To get this straight: I am a Serb, and the Germans in the First and Second World War had killed three million of my people. To put it mildly I do not like them, because they showed us how it will look like when the days come doomsday when Judgment days come. They showed us how a man is able to hate for no reason. But we should say that the allies made the planned crimes, not just Nazis.
U.S. and British air force 13-14 February 1945 threw 3900 tons of high explosive bombs on the baroque capital of German state of Saxony. The resulting firestorm destroyed 15 square miles (39 square kilometres) of the city centre, or more than 80% of city. During the bombing, killed over 25,000 people, mostly civilians. This attack has remained a controversial topic for historians, because of the military aspect did not have much meaning.
Berlin has suffered enormous damage during World War II, the Allies and the Soviets between 1940 and 1945, the joint forces destroyed two-thirds of the city.

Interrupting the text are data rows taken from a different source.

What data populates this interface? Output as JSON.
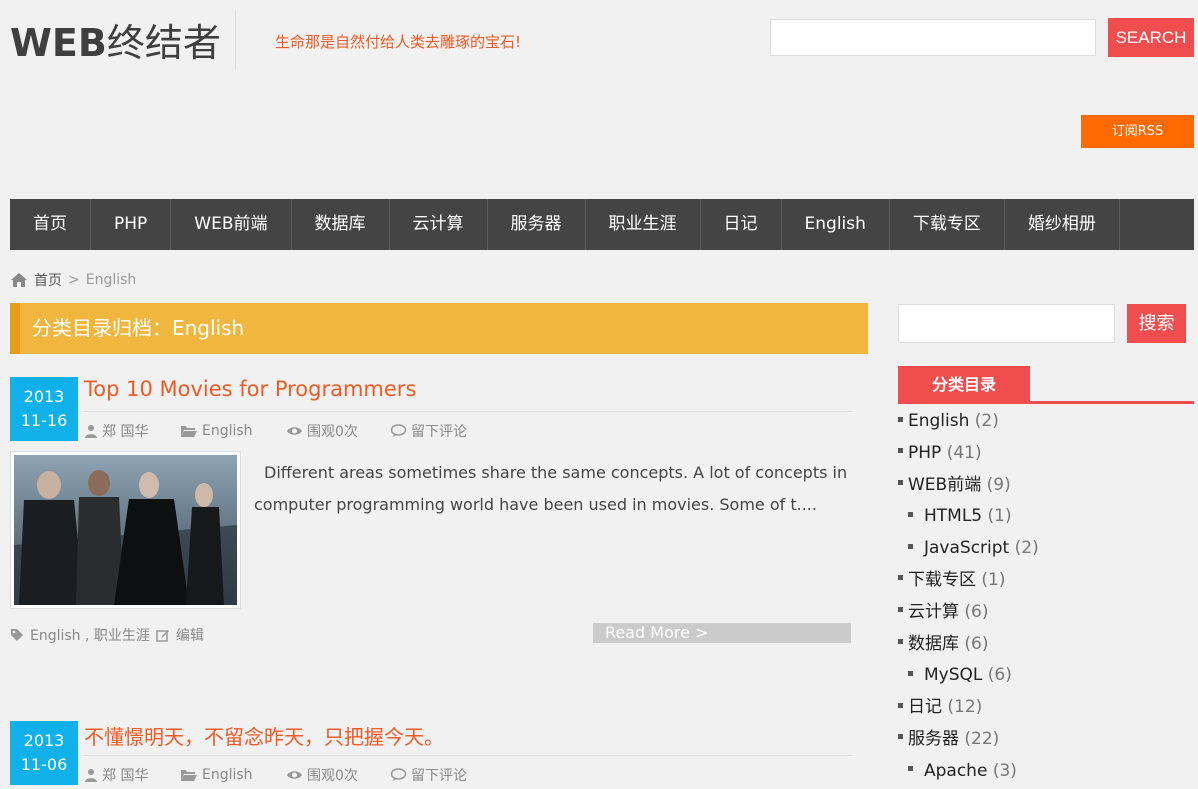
{
  "header": {
    "logo_bold": "WEB",
    "logo_rest": "终结者",
    "tagline": "生命那是自然付给人类去雕琢的宝石!",
    "search_placeholder": "",
    "search_button": "SEARCH",
    "rss_button": "订阅RSS"
  },
  "nav": {
    "items": [
      "首页",
      "PHP",
      "WEB前端",
      "数据库",
      "云计算",
      "服务器",
      "职业生涯",
      "日记",
      "English",
      "下载专区",
      "婚纱相册"
    ]
  },
  "breadcrumb": {
    "home": "首页",
    "separator": ">",
    "current": "English"
  },
  "archive": {
    "title": "分类目录归档：English"
  },
  "posts": [
    {
      "year": "2013",
      "date": "11-16",
      "title": "Top 10 Movies for Programmers",
      "author": "郑 国华",
      "category": "English",
      "views": "围观0次",
      "comment": "留下评论",
      "excerpt": "Different areas sometimes share the same concepts. A lot of concepts in computer programming world have been used in movies. Some of t....",
      "tags": "English , 职业生涯",
      "edit": "编辑",
      "read_more": "Read More >"
    },
    {
      "year": "2013",
      "date": "11-06",
      "title": "不懂憬明天，不留念昨天，只把握今天。",
      "author": "郑 国华",
      "category": "English",
      "views": "围观0次",
      "comment": "留下评论"
    }
  ],
  "sidebar": {
    "search_button": "搜索",
    "tab_title": "分类目录",
    "categories": [
      {
        "name": "English",
        "count": "(2)",
        "sub": false
      },
      {
        "name": "PHP",
        "count": "(41)",
        "sub": false
      },
      {
        "name": "WEB前端",
        "count": "(9)",
        "sub": false
      },
      {
        "name": "HTML5",
        "count": "(1)",
        "sub": true
      },
      {
        "name": "JavaScript",
        "count": "(2)",
        "sub": true
      },
      {
        "name": "下载专区",
        "count": "(1)",
        "sub": false
      },
      {
        "name": "云计算",
        "count": "(6)",
        "sub": false
      },
      {
        "name": "数据库",
        "count": "(6)",
        "sub": false
      },
      {
        "name": "MySQL",
        "count": "(6)",
        "sub": true
      },
      {
        "name": "日记",
        "count": "(12)",
        "sub": false
      },
      {
        "name": "服务器",
        "count": "(22)",
        "sub": false
      },
      {
        "name": "Apache",
        "count": "(3)",
        "sub": true
      }
    ]
  },
  "colors": {
    "accent_red": "#f04e4e",
    "accent_orange": "#ff6a00",
    "title_orange": "#f05a24",
    "archive_yellow": "#f0b63d",
    "date_blue": "#0fb1e8",
    "nav_dark": "#444444"
  }
}
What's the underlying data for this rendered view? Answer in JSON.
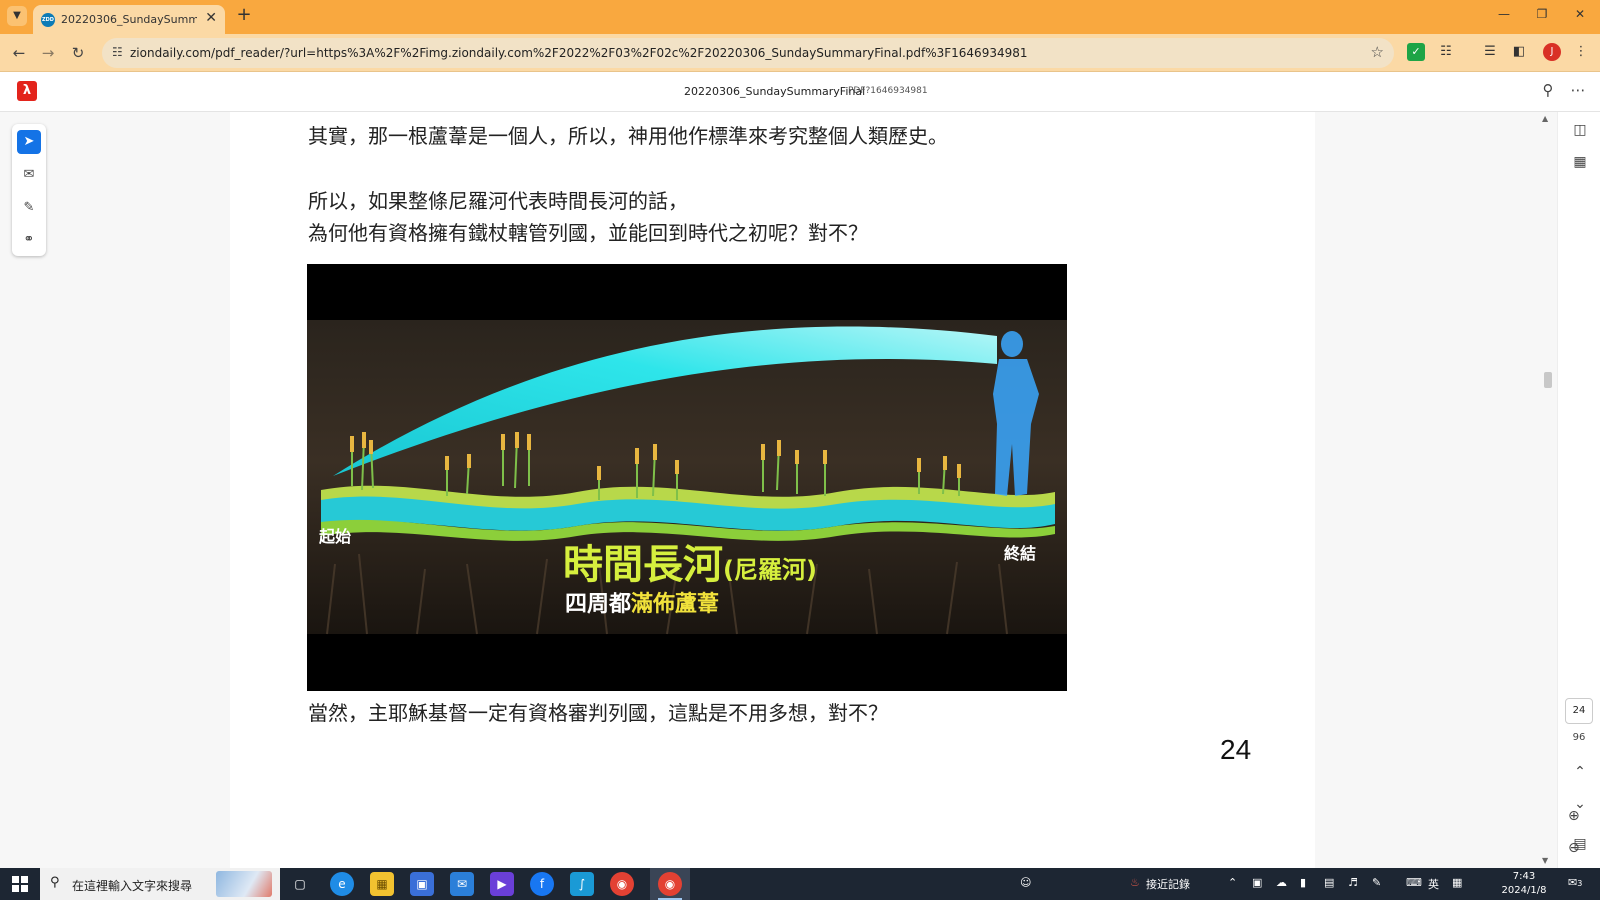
{
  "browser": {
    "tab_title": "20220306_SundaySummaryFi",
    "url": "ziondaily.com/pdf_reader/?url=https%3A%2F%2Fimg.ziondaily.com%2F2022%2F03%2F02c%2F20220306_SundaySummaryFinal.pdf%3F1646934981",
    "profile_initial": "J",
    "favicon_text": "ZDD"
  },
  "viewer": {
    "doc_title": "20220306_SundaySummaryFinal",
    "doc_subtitle": "PDF?1646934981",
    "current_page": "24",
    "total_pages": "96"
  },
  "page": {
    "line1": "其實，那一根蘆葦是一個人，所以，神用他作標準來考究整個人類歷史。",
    "line2": "所以，如果整條尼羅河代表時間長河的話，",
    "line3": "為何他有資格擁有鐵杖轄管列國，並能回到時代之初呢？對不？",
    "line4": "當然，主耶穌基督一定有資格審判列國，這點是不用多想，對不？",
    "page_number": "24"
  },
  "figure": {
    "start_label": "起始",
    "end_label": "終結",
    "title_main": "時間長河",
    "title_paren": "(尼羅河)",
    "subtitle_prefix": "四周都",
    "subtitle_highlight": "滿佈蘆葦",
    "colors": {
      "title": "#d6ef3e",
      "river": "#26c9d6",
      "arc": "#23e1e6",
      "highlight": "#f2e23b"
    }
  },
  "taskbar": {
    "search_placeholder": "在這裡輸入文字來搜尋",
    "weather_text": "接近記錄",
    "ime_label": "英",
    "time": "7:43",
    "date": "2024/1/8",
    "notification_count": "3"
  }
}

Although they are remembered for great crimes, not even the Germans and Japanese destroyed cities to the ground.
Another even bigger crime, have made Americans 9 -10 March 1945. In the single deadliest air raid of World War II, 330 American B-29s rain incendiary bombs on Tokyo, touching off a firestorm that kills upwards of 100,000 people in just two days, burns a quarter of the city to the ground, and leaves a million homeless. Sixty-three percent of Tokyo's commercial area, and 18 percent of its industry, was destroyed. An estimated 267,000 buildings burned to the ground.
Americans are 6 and 9 August 1945 dropped an atomic bombs on Hiroshima and Nagasaki. For the first time in human history man has had so much power that in seconds can kill several hundred thousand people. Within the first two to four months of the bombings, the acute effects killed 90,000–166,000 people in Hiroshima and 60,000–80,000 in Nagasaki, with roughly half of the deaths in each city occurring on the first day. The Hiroshima prefectural health department estimates that, of the people who died on the day of the explosion, 60% died from flash or flame burns, 30% from falling debris and 10% from other causes. During the following months, large numbers died from the effect of burns, radiation sickness, and other injuries, compounded by illness. In a US estimate of the total immediate and short term cause of death, 15–20% died from radiation sickness, 20–30% from flash burns, and 50–60% from other injuries, compounded by illness. In both cities, most of the dead were civilians.
Not even the Germans and Japanese did not commit a crime so terrible that for a few seconds kill thousands of people. The firebombing campaign, coupled with the atomic bombings of Hiroshima and Nagasaki, are believed to have killed more than 1 million Japanese civilians between March and August of 1945, and feel the effects even today, sixty-five years later.
These events do not deserve to be celebrated as a triumph, but as a defeat of humanity, since the second world war was just that.